** TASK TO CARRY OUT **
Each line below that contains "name" should be counted; give the total alone.

═══

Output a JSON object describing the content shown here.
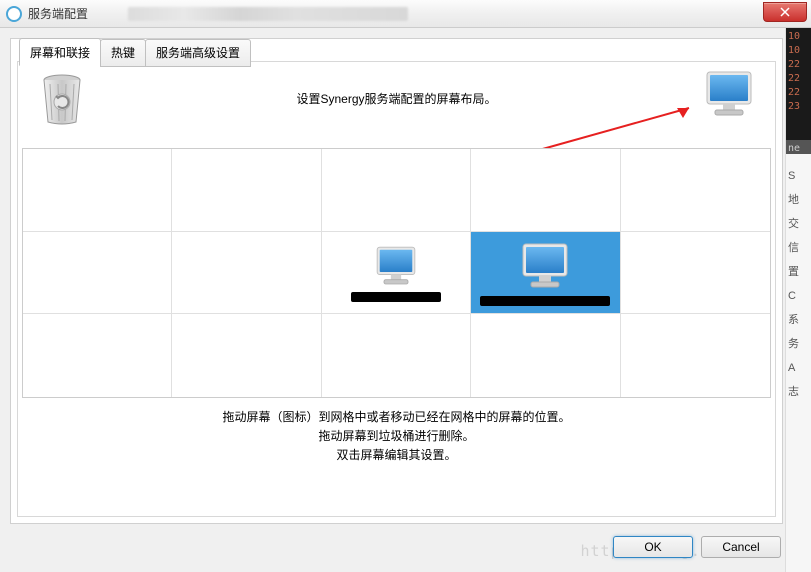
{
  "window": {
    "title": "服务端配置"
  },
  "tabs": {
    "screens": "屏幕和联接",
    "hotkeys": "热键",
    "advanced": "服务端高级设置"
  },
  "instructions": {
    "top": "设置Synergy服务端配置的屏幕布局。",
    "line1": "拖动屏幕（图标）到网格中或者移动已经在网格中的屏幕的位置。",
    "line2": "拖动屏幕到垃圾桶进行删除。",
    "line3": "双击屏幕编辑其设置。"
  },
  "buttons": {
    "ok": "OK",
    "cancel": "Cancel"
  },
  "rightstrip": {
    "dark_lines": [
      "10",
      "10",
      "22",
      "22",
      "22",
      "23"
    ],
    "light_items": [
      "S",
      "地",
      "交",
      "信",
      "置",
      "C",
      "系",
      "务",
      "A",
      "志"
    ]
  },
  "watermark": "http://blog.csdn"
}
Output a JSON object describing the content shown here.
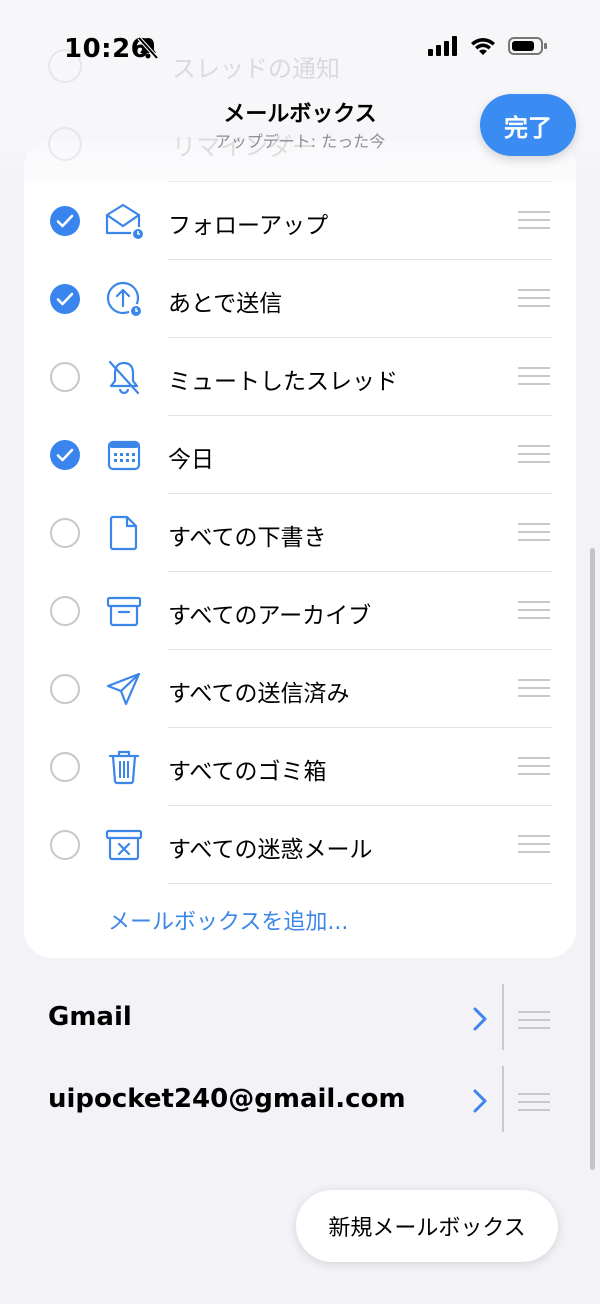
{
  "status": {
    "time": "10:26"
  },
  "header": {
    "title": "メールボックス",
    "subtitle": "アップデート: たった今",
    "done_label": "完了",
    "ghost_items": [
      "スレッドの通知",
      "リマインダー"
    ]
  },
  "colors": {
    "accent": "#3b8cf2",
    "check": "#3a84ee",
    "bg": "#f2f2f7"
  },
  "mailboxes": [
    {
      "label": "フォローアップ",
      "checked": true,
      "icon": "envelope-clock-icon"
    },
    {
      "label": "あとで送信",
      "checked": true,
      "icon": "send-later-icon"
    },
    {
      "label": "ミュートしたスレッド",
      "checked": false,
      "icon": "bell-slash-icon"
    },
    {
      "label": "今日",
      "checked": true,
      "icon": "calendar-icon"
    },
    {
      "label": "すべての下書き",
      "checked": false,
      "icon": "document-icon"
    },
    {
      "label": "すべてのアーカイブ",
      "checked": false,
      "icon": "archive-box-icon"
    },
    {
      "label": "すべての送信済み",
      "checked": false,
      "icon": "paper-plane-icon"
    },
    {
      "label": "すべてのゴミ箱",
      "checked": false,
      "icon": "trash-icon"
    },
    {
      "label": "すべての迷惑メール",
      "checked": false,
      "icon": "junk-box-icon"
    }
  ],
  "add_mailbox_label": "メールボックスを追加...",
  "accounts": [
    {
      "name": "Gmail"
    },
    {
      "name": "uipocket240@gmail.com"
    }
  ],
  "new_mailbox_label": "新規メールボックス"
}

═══

** RESPONSE AREA **
2